If we knew for sure that euros are only going to be more expensive in the future, then the answer would be easy: Buy them all at one time, so that we are getting them at the best price. Of course, we can't assume that to be the case, they could get cheaper, so the answer gets more complicated.
Focusing strictly on monetary considerations, there are two factors to examine:
- List item The overhead cost of currency conversion. How much do we anticipate each conversion costing?
- List item The variation in exchange rate. Can we assume the rate do remain steady or is it more reasonable to assume fluctuations? If there are fluctations, how much might it change over the course of a year?
Using answers to this Travel Stack Exchange question as a reference, you see that the cost of currency conversion can be as low as 1%-2% if you make the transaction with a debit card, but can be as high as 15%. So, buying 1000 euros a month would cost between 20 and 150 euros.
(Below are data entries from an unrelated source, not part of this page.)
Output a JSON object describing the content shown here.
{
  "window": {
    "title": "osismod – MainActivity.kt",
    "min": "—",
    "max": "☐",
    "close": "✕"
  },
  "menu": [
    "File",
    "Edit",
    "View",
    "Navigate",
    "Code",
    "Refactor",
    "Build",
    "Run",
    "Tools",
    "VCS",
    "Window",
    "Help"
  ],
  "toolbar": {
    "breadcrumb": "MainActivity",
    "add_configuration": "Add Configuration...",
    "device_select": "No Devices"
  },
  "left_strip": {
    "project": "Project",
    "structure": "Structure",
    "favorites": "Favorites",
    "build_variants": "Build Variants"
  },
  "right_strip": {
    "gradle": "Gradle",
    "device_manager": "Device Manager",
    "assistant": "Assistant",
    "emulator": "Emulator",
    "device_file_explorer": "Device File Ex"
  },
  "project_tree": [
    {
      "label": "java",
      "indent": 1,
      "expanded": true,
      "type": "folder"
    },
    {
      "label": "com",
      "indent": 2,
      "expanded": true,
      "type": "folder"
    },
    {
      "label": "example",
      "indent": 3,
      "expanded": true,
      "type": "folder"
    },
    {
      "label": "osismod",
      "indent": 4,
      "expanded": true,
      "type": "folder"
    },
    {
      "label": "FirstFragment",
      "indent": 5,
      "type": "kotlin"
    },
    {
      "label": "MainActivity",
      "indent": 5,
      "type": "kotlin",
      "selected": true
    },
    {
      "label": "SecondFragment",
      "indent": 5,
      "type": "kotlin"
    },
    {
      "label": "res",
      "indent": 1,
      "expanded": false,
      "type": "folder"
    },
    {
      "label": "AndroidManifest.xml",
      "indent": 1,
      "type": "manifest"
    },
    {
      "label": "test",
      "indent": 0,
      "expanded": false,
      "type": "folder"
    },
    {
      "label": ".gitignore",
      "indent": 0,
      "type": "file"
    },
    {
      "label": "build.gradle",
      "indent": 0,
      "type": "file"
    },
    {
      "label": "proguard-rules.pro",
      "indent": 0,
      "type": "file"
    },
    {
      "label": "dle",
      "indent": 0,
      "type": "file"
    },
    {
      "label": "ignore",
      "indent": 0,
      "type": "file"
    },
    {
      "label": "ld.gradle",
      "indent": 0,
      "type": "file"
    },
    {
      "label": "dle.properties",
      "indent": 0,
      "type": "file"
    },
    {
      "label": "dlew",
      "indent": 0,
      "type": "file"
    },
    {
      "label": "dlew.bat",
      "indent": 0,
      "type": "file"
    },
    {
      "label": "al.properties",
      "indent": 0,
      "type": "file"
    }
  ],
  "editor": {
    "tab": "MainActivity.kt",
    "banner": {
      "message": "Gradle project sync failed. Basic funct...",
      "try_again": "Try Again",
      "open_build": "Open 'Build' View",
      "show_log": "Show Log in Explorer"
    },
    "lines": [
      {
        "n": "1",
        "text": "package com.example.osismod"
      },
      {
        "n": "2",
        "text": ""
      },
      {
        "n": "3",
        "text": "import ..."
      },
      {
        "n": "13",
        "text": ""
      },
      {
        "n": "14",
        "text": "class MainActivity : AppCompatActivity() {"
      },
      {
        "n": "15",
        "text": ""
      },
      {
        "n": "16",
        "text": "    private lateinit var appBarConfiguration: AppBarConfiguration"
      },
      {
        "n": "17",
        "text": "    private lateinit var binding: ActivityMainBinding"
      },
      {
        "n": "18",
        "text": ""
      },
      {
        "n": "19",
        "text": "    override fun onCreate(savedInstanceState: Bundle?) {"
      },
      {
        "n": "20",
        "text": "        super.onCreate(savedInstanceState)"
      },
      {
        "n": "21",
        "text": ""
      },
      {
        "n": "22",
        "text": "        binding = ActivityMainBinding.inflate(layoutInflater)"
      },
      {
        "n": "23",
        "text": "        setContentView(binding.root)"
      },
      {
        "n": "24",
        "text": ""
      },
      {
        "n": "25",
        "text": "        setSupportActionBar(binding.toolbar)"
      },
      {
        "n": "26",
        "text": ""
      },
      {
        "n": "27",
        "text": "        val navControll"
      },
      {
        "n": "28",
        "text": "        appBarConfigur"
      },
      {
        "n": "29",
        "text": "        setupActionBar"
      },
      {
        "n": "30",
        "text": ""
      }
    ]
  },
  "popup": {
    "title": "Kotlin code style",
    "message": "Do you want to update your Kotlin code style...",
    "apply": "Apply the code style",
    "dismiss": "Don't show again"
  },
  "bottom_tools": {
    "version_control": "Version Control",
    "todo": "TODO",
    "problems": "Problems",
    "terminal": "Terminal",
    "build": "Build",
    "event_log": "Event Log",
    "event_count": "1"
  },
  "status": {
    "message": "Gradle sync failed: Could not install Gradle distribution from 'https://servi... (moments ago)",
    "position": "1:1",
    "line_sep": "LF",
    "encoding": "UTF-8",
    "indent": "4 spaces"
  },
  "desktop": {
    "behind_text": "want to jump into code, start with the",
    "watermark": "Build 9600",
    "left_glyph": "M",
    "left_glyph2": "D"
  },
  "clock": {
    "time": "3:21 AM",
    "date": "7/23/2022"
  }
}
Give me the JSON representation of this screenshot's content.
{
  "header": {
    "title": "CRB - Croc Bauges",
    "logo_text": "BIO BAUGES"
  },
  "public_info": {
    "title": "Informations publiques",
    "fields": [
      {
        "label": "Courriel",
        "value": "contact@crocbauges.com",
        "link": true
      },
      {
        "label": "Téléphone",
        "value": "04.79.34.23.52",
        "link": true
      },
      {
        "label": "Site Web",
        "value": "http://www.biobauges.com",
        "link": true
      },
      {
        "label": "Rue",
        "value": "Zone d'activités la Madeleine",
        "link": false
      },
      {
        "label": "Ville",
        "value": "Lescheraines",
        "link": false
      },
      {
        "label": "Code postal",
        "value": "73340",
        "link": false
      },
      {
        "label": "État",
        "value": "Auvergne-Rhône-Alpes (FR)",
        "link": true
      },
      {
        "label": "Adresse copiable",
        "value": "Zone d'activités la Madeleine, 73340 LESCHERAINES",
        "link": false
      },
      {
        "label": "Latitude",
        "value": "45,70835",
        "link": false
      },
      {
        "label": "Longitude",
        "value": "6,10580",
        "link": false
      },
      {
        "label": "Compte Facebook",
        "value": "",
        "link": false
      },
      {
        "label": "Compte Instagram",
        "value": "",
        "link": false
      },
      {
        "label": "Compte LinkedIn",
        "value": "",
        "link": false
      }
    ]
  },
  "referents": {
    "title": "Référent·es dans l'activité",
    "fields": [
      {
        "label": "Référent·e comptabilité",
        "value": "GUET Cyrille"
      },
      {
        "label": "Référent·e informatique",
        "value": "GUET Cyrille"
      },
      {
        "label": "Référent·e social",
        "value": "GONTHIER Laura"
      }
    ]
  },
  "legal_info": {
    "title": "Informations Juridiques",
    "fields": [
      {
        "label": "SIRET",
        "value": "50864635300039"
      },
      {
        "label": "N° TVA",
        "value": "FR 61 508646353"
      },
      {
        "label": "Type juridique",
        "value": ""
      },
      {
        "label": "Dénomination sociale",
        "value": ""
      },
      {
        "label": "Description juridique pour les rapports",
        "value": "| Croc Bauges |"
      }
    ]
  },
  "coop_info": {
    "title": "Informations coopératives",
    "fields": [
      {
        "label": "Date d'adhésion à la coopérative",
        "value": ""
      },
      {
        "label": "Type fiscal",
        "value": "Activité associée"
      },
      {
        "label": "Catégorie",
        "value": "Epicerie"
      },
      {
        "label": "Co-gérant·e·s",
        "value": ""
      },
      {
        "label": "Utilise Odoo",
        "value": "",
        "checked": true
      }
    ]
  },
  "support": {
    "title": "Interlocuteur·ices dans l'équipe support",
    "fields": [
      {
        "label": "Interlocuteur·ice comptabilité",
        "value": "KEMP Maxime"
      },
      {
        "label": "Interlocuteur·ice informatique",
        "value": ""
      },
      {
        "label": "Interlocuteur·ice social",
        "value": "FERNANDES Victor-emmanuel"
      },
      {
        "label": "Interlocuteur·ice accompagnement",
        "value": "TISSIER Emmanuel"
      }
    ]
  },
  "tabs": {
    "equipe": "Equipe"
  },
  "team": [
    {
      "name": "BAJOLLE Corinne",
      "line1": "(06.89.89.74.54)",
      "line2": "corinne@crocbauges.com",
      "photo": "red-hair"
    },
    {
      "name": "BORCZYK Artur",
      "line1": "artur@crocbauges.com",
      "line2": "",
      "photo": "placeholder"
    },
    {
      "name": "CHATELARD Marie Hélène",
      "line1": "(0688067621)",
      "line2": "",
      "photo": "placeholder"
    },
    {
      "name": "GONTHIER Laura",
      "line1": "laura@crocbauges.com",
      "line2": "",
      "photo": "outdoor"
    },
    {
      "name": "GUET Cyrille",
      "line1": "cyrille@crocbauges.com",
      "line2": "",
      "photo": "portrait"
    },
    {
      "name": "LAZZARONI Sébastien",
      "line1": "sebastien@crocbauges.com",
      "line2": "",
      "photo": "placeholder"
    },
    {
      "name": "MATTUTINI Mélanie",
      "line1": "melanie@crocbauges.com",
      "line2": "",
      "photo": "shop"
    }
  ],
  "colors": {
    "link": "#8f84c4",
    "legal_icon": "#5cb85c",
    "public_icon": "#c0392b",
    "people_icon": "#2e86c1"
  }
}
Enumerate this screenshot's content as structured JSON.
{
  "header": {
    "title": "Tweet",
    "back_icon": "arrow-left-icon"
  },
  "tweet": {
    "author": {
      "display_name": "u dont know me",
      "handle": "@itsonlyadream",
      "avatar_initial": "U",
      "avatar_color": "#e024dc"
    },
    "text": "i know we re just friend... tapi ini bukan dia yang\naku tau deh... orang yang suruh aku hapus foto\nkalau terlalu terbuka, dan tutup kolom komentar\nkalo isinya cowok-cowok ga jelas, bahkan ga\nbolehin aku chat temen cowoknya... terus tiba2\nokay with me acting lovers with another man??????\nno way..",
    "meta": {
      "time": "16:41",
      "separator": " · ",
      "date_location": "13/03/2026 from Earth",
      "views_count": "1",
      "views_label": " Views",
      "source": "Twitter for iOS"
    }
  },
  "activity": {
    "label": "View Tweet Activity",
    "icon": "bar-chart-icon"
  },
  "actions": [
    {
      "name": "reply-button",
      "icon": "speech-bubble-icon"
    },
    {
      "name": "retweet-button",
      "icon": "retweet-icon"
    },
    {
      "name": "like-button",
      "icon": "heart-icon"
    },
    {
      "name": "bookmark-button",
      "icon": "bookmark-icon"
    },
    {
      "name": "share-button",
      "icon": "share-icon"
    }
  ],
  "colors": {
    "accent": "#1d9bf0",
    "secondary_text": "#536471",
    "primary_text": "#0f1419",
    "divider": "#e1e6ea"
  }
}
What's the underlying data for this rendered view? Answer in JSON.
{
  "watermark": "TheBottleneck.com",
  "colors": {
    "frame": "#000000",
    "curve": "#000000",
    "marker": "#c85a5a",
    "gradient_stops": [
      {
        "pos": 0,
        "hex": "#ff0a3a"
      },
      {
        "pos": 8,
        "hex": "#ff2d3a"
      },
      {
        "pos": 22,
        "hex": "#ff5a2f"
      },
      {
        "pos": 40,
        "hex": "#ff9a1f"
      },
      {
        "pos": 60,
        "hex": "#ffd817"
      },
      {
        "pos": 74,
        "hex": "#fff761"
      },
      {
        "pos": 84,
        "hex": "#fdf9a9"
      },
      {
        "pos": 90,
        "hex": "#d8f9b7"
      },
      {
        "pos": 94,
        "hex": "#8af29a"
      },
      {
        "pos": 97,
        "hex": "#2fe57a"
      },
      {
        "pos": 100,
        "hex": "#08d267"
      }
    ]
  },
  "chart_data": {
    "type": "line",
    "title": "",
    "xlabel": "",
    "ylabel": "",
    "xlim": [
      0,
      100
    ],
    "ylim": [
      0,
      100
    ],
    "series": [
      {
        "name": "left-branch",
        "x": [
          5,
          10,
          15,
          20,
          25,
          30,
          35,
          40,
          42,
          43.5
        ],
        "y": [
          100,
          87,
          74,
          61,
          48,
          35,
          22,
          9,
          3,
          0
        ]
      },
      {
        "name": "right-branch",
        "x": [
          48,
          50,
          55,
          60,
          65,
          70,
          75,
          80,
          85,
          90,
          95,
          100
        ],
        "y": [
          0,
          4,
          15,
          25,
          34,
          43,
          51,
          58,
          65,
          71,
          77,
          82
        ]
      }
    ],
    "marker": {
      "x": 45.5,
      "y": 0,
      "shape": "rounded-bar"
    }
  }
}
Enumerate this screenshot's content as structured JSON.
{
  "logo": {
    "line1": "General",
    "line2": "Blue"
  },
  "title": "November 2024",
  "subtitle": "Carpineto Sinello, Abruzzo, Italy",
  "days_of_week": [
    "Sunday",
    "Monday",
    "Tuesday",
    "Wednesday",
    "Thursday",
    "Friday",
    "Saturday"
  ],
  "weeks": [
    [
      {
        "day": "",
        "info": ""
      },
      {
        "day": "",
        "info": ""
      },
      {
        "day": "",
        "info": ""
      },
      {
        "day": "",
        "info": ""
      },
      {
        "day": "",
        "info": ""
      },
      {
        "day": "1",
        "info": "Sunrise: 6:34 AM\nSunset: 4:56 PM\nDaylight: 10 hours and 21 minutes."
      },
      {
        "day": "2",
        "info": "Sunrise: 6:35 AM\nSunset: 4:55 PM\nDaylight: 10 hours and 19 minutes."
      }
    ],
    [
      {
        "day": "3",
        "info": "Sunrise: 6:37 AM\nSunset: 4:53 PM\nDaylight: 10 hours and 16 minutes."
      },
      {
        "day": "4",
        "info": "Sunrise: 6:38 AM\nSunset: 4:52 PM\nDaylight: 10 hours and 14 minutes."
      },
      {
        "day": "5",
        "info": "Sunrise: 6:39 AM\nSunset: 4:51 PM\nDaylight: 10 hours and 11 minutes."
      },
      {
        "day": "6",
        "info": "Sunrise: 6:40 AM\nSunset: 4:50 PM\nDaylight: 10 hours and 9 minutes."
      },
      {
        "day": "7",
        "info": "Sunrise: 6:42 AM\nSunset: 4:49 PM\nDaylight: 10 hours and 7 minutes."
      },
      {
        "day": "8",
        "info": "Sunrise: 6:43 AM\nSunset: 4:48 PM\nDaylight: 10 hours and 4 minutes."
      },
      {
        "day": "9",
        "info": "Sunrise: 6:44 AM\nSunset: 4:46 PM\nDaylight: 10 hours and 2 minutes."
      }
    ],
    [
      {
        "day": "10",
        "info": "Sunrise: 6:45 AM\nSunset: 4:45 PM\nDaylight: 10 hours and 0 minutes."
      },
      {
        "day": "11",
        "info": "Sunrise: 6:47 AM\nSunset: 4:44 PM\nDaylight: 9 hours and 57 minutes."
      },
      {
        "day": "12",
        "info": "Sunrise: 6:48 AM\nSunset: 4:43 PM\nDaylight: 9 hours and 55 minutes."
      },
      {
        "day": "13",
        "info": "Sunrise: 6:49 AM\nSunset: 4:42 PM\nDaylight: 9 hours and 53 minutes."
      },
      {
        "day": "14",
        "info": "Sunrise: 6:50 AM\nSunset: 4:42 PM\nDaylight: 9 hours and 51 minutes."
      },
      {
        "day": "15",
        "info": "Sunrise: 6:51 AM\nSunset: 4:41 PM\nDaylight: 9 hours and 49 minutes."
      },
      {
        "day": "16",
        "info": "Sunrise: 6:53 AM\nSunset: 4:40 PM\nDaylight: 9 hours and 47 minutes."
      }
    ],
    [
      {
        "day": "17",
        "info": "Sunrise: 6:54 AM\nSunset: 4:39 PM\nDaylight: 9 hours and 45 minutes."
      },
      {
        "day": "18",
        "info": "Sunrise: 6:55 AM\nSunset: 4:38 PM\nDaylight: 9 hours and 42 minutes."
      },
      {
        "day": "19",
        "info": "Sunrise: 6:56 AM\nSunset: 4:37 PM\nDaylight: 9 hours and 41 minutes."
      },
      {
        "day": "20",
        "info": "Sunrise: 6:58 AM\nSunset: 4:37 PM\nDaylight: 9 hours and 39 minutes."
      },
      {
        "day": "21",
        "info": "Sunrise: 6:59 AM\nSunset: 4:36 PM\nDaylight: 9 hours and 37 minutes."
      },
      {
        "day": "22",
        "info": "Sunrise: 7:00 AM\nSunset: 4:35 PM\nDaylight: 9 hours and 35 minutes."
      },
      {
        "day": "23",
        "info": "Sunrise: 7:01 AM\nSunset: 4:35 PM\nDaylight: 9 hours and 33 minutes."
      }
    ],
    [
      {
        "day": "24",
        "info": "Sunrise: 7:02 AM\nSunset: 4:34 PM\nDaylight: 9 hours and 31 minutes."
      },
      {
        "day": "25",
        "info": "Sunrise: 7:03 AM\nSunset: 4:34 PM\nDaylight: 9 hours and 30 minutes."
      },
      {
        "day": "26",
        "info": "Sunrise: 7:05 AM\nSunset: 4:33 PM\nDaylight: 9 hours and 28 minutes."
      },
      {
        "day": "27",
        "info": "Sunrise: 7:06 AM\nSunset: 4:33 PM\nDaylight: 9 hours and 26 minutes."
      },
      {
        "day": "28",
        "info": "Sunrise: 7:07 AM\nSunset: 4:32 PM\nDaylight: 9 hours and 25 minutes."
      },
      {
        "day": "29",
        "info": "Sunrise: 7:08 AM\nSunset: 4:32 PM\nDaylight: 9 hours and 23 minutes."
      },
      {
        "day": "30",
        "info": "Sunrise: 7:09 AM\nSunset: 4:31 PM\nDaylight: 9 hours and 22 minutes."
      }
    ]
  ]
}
Examining a two year chart of the Euro-Canadian Dollar exchange rate gives us an idea of how much the currency fluctuates. Over the past two years, a euro has cost has much as $1.54 CAD and as little as $1.26 CAD, a 22% spread. Looking at it on a month-to month basis, we see that monthly changes have been as high as .05 to .07 (4-5%). As such, buying 1000 euros a month could cost 50 CAD more (or less) on a monthly basis due to variance in the exchange rate.
If we anticipate our overhead cost of currency conversion to be more than 5%, it doesn't make sense to do multiple transactions; the costs are likely to outweigh the benefits. If we can keep them under that amount, then multiple transactions are advantageous when the euro is cheaper.
The problem is somewhat analagous to that of someone who wants to make an annual investment in a mutual fund and is unsure of whether to make the purchase all at once, or to divide it over multiple purchases. One can't know for sure which way the mutual fund price is going to move over the time period Dollar cost averaging, spreading the purchase over regular intervals, is the generally accepted solution to this problem.
As such, so long as we can keep the overhead cost of currency transactions low (<5%), doing transactions on a regular basis positions ourselves to take advantage of possible drops in the price of euros and reduces the risk of buying euros when they are most expensive. If we can't keep the cost low, then currency fees would be greater than potential price drops and we would be better off doing a single transaction.